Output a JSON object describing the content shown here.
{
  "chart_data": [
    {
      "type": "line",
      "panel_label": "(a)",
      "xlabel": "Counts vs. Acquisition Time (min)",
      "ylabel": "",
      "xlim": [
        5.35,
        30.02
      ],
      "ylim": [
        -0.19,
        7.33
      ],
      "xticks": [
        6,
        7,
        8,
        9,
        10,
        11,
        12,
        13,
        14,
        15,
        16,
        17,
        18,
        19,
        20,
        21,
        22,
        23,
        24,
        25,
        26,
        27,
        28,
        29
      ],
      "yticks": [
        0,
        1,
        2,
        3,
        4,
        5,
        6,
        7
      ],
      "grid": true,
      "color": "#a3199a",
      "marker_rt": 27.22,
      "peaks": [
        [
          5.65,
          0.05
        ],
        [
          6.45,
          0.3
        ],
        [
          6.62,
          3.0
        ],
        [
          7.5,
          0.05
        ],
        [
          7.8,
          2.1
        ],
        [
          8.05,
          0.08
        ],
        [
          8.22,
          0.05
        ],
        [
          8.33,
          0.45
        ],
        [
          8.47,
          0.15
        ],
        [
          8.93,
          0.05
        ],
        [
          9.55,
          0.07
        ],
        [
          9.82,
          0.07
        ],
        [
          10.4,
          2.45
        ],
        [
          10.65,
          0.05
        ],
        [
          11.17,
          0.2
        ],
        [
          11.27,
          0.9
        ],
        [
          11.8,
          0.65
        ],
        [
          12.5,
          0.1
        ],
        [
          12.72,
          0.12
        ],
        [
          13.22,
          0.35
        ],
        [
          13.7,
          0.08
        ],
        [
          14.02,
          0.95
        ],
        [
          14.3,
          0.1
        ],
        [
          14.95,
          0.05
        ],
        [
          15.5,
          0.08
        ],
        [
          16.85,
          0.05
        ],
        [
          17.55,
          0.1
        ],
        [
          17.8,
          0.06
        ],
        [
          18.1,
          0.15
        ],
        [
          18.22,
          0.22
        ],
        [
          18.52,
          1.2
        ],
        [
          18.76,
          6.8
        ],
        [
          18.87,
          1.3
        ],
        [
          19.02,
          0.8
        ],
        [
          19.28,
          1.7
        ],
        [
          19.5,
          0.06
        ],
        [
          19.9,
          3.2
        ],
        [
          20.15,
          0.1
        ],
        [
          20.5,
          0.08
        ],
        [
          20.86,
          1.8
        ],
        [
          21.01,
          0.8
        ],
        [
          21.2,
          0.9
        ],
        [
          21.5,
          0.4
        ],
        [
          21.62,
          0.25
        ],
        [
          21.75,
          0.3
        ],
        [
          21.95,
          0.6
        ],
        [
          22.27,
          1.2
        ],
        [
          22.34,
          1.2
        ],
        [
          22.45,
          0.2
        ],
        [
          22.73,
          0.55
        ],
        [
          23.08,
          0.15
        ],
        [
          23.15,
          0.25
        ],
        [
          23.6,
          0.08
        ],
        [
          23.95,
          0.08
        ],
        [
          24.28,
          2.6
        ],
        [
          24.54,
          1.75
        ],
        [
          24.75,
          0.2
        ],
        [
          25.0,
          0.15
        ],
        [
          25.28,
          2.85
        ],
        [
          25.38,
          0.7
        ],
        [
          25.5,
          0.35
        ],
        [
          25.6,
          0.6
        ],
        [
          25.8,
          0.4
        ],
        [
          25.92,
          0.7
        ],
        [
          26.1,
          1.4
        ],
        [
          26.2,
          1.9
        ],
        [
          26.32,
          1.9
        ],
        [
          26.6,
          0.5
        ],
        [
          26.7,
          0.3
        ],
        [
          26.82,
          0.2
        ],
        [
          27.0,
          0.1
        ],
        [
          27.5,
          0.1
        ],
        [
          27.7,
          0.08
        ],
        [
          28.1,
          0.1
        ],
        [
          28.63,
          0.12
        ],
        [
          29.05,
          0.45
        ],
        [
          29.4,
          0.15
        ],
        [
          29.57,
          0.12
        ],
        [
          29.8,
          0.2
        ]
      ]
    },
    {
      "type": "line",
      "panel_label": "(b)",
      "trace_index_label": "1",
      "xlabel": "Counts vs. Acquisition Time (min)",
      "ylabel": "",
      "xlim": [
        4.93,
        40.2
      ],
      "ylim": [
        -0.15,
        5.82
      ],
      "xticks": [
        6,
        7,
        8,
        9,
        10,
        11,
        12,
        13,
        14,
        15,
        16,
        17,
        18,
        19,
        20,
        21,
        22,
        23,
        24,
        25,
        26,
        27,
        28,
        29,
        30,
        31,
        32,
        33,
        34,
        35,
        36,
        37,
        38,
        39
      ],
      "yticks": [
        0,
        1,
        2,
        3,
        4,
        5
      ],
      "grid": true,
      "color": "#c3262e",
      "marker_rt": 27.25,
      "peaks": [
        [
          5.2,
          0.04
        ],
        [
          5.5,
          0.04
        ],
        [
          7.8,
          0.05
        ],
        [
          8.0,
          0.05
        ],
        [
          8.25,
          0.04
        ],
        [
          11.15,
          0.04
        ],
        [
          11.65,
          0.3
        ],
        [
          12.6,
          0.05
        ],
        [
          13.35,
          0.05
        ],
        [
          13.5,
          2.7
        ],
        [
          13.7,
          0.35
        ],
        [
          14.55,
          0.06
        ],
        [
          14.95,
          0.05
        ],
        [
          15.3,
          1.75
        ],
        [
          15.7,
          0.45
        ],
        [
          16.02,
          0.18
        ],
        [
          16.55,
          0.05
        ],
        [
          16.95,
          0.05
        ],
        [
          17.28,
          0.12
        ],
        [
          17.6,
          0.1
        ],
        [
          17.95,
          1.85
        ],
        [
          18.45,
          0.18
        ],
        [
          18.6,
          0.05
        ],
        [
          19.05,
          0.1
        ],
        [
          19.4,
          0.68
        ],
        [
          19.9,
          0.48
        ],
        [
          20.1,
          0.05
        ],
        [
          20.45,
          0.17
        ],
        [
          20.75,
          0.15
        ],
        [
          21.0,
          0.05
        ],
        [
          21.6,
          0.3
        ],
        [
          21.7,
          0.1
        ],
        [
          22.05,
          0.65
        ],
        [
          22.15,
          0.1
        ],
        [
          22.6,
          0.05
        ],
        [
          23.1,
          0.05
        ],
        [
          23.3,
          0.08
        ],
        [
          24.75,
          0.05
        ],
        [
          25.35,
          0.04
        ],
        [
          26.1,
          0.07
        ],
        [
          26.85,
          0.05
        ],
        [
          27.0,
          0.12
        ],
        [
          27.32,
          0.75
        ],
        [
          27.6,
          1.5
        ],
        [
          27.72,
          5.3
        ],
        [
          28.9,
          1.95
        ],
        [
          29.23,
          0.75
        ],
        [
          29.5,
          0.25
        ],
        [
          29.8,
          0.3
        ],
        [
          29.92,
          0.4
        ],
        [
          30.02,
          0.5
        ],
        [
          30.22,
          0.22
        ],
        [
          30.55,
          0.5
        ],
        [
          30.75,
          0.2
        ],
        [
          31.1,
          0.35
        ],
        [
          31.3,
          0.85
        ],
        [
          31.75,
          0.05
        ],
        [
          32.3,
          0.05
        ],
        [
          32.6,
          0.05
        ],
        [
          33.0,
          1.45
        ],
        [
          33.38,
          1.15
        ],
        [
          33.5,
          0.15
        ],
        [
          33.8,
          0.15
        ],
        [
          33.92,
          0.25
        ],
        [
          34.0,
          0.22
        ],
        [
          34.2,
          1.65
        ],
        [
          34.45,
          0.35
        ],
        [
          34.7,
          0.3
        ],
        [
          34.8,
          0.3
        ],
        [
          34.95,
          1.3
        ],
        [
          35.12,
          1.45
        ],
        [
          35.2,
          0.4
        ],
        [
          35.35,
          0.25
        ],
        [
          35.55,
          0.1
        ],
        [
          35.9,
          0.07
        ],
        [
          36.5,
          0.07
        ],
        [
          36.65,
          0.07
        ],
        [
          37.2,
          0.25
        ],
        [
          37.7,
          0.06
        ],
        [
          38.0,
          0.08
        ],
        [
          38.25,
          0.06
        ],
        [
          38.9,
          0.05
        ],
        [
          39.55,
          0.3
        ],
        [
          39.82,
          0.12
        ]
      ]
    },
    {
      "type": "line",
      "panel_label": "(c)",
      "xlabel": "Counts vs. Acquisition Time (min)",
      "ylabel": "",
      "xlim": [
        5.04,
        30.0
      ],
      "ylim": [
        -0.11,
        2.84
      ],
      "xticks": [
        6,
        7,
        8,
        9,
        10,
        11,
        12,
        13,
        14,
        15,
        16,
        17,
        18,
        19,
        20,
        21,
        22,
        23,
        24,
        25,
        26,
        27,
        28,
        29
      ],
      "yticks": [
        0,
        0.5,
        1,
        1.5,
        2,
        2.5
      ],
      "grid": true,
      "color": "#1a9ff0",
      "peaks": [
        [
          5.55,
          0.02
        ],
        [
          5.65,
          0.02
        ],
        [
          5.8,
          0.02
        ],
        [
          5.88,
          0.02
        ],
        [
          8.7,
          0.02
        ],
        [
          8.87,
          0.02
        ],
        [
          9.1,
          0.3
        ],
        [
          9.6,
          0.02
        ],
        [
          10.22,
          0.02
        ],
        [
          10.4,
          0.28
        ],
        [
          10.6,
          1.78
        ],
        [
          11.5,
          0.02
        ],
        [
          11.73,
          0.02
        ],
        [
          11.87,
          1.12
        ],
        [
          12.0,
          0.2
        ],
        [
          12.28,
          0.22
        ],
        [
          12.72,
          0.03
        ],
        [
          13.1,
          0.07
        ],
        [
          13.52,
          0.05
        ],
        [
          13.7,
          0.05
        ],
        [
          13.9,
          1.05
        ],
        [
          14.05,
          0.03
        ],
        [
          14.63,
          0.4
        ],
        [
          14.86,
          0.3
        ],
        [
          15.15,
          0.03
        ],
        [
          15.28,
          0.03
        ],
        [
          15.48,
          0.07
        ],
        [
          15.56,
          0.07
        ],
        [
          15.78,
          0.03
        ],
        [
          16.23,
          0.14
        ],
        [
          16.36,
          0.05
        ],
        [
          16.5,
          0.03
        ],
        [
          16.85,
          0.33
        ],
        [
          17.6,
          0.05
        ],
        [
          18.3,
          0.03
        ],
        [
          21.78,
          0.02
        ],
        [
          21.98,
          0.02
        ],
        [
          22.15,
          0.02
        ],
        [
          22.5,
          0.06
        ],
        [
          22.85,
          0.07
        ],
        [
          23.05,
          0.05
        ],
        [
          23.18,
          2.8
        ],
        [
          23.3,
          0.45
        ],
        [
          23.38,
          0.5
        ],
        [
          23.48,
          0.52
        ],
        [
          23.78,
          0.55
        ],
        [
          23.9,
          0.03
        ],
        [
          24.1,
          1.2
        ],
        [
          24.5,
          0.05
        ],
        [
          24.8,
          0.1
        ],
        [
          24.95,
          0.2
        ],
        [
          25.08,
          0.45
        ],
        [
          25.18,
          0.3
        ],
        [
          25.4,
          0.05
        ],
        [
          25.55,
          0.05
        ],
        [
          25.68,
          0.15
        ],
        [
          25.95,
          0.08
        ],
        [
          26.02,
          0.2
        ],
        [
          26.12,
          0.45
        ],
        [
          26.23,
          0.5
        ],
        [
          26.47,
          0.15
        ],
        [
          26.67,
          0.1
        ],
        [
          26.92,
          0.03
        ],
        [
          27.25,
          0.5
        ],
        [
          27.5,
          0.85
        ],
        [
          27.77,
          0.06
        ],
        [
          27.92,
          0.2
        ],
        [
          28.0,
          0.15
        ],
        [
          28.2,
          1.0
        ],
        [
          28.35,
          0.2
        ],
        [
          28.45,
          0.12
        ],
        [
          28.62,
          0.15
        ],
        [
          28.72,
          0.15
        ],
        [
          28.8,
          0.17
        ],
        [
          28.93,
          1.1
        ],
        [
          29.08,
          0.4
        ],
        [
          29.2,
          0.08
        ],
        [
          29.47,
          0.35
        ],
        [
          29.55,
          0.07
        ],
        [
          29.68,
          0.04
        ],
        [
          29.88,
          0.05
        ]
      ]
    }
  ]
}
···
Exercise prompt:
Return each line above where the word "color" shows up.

Result for this task:
      "color": "#a3199a",
      "color": "#c3262e",
      "color": "#1a9ff0",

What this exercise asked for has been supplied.